The Year of Less: How I Stopped Shopping, Gave Away My Belongings, and Discovered Life Is Worth More Than Anything You Can Buy in a StoreThis book is a self-help memoir written (and with respect to the Audiobook, read) by the author, Cait Flanders. In The Year of Less Flanders tells the story of her road to a healthier, clutter free, fiscally smarter life. At the time when Flanders decided to have a “year of less”, she was an alcoholic, shopaholic, and $30,000 in debt as a result of her addictions.

Flanders had her own blog during her “year of less” called “Blonde on a Budget“, where she posted about the trial and tribulations of her experiment.
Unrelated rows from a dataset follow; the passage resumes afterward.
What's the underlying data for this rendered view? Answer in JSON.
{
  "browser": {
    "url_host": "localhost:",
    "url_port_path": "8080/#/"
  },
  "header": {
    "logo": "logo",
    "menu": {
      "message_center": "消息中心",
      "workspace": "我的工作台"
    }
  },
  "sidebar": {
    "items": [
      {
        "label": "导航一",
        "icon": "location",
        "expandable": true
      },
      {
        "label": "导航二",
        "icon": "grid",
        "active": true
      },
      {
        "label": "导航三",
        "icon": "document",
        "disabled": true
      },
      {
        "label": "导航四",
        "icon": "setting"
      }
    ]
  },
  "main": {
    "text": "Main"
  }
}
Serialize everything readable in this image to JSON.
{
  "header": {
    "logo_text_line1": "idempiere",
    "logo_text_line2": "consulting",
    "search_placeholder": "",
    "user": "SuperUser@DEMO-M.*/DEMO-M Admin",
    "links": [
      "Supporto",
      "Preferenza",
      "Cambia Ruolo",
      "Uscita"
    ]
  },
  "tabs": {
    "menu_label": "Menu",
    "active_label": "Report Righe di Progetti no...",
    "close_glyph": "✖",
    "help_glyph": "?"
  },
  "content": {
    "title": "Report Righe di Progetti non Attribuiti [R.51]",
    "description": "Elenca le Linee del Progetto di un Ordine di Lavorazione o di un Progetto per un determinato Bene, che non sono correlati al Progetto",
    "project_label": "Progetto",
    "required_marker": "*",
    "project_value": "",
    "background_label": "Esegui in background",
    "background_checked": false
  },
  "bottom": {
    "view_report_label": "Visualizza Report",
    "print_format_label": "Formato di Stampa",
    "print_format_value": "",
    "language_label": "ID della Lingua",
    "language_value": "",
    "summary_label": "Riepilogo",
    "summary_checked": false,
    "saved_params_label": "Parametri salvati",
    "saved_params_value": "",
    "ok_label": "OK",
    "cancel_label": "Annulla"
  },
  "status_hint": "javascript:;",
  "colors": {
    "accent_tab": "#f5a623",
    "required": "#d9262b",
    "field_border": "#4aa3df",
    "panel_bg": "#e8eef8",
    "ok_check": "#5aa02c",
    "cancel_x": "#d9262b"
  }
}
At the beginning of the book, Flanders says that the book is not just a compilation of her blog posts, but rather is about personal stories she had never shared before.

These stories are about not only her struggles with the “shopping ban”, but also about the recovery process from her addictions, and general stories from her life.

Even if you cannot relate to the author’s addictive tendencies (I could not as an example), this book is an inspiring story about the struggles of adopting a minimalist lifestyle in a consumer driven society.

This book is only about a 5-6 hour read (on Audiobook) and is definetely worth reading this year.

Check out this book on Goodreads: The Year of Less: How I Stopped Shopping, Gave Away My Belongings, and Discovered Life Is Worth More Than Anything You Can Buy in a Store http://www.goodreads.com/book/show/35488858-the-year-of-less

Sugar: My Life as a Sugar Babe by Monique X

I received an advance copy of this book via Netgalley.  As with all books that I read, I went to Goodreads to mark that I was “currently reading” the book.

Sugar: My Life as a Sugar Babe

However, the cover of “Sugar” by Monique X, is basically exactly the same as “Sugar Daddy” by Sawyer Bennett.  So, that’s super confusing.  Are these by the same person?  Or did one copy the cover art of the other??  I have included both covers for comparison.

Anyway, this book (told as a memoir) is about a single mom raising two kids after her divorce from her deadbeat husband.  In order to make ends-meat, the main character “Monique” joins a sugar daddy dating site called “Seeking Arrangements”.  Basically, a “Sugar Babe” is a woman who receives money from older, wealthy (sometimes married) “Sugar Daddies”.  In general, from what I understand, a Sugar Babe is like a kept mistress who gets a monthly allowance, and in return,  accompanies the guys on fancy dinners, trips abroad, and of course, engages in very ellicit sexual activities.

Sugar Daddy (Sugar Bowl, #1)

As the author says: “what all men really want: a lady on their arm and a hooker in their bed.”

I haven’t really read many erotica books, except for maybe 50 Shades of Grey 1-3, and like 50 Shades of Grey, this Sugar story is more interesting than the writing is good.  But, as Stephen King says, a book is about the story, and not the writing technique — and this story is fast paced, entertaining, adventurous, and full of very sexually graphic scenes (which are exciting).  The men Monique met were fun and exotic and took her around the globe on world-wind adventurous filled with fine dining, high priced wine / cocktails, and mindblowing sex.

If you have ever fantasized about what it could be like to live dangerously or on the edge, this book will defenitely intrigue you.

Check out this book on Goodreads: Sugar: My Life as a Sugar Babe http://www.goodreads.com/book/show/40667863-sugar

Disclosure of Material Connection: I received this book free from Netgalley. I was not required to write a positive review. The opinions I have expressed are my own. I am disclosing this in accordance with the Federal Trade Commission’s 16 CFR, Part 255: “Guides Concerning the Use of Endorsements and Testimonials in Advertising.”